Towards the end of December, Cessna celebrated the first deliveries of its new Citation M2 light jet following US Federal Aviation Administration type certification. Within weeks, the aviation world was dazzled as Robert Duncan and wife Karen were showcasing their new M2 aircraft, complete with a unique colour scheme…
Mr. Duncan (chairman emeritus, Duncan Aviation) and his wife surround themselves with the things they’re passionate about: aviation and art. So, when Duncan Aviation acquired one of Cessna’s new Citation M2s, they wanted the jet’s paint scheme to reflect the brush strokes of an abstract artist. (In doing so, they simultaneously took the term “green airplane” to another level with this lime green wonder!)
The designer of the airplane’s paint scheme, Teri Nekuda, has 24 years of experience combining colours and materials to match a variety of customers’ needs and desires. She used the same approach she uses with all of her customers when Robert and Karen asked to explore paint schemes at Duncan Aviation’s design centre in Lincoln, Nebraska.
“It’s enjoyable to create a paint scheme that people don’t expect to see on an aircraft,” Nekuda said. “The ‘wow’ factor gets people to react, contemplate and dream of what possibilities lay on the horizon.”
After more than 50 different renderings, Nekuda and the Duncans narrowed the paint scheme down to two options: a lime green or bright blue base with paint splatters dotting the fuselage. Robert initially wanted to explore the idea of a decal on the aircraft, allowing it to be easily changed after a few years.
“It was a great idea, and I think we’ll end up using decals eventually,” Nekuda reflects, “but the decal isn’t simply printed on a clear background, so any space outside the paint splotches would have to be lime green and match the paint perfectly, or have a black outline. In the end, this was too complicated a paint scheme to be trying to implement decals for the first time.”
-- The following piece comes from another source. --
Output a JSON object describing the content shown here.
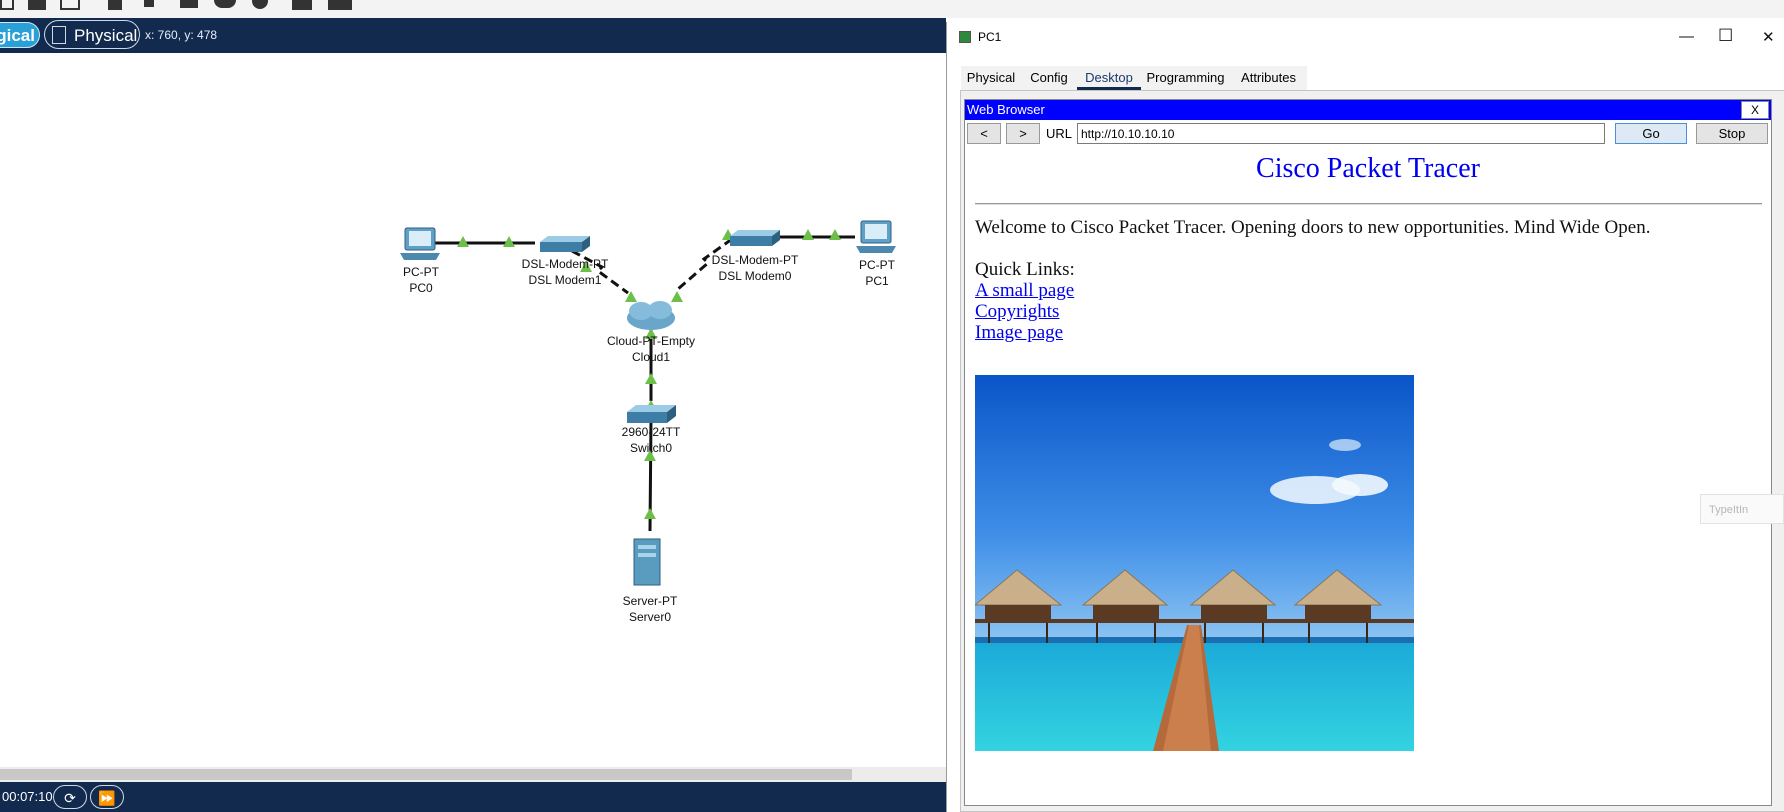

The Duncans also experimented with the idea of having graffiti on their new M2 jet, but the design team was concerned that even though the graffiti might be well-received and convey a positive message within the United States, not all countries would view the symbol the same way.
It was ultimately when the Paint Shop’s manager Doug Bohac mentioned he had recently seen a motorcycle covered in paint splotches that the idea came into being.
When asked to describe the final product in one word, Nekuda chooses ‘Fun’. “It’s fun on so many levels,” she elaborates. “I look at the paint scheme and I start to recognize shapes and images: There’s a pair of Mickey Mouse ears over here and Woodstock [the character from the popular US cartoon ‘Snoopy’] there. It spurs a child-like sense of excitement and creativity. That’s a cool feeling to have at any age,” she says.
“Robert and Karen Duncan want something unique. A lot of people like a simple aircraft, but I don’t see Robert ever having a white airplane. We do things a little differently here,” Nekuda concludes.
About the M2
The Citation M2 was originally announced to the public in Las Vegas, Nevada during the National Business Aviation Association’s September 2011 Conference and Exhibition. The first flight of the prototype model occurred in March 2012, and the first production unit flew in August 2013. The Citation M2 offers a maximum cruise speed of 460 miles per hour and a range of nearly 1,500 statute miles. It can operate at airports with runways as short as 3,250 feet and will climb to 41,000 feet.
When Cessna announced on December 23, 2013 that the jet had received US certification and first customer deliveries had begun, Brad Thress, Cessna senior vice president of business jets, summarised, “The Citation M2 is a versatile aircraft that fits many markets and missions, attracting owner-operators looking for an advanced, innovative aircraft of this size, capability and value.”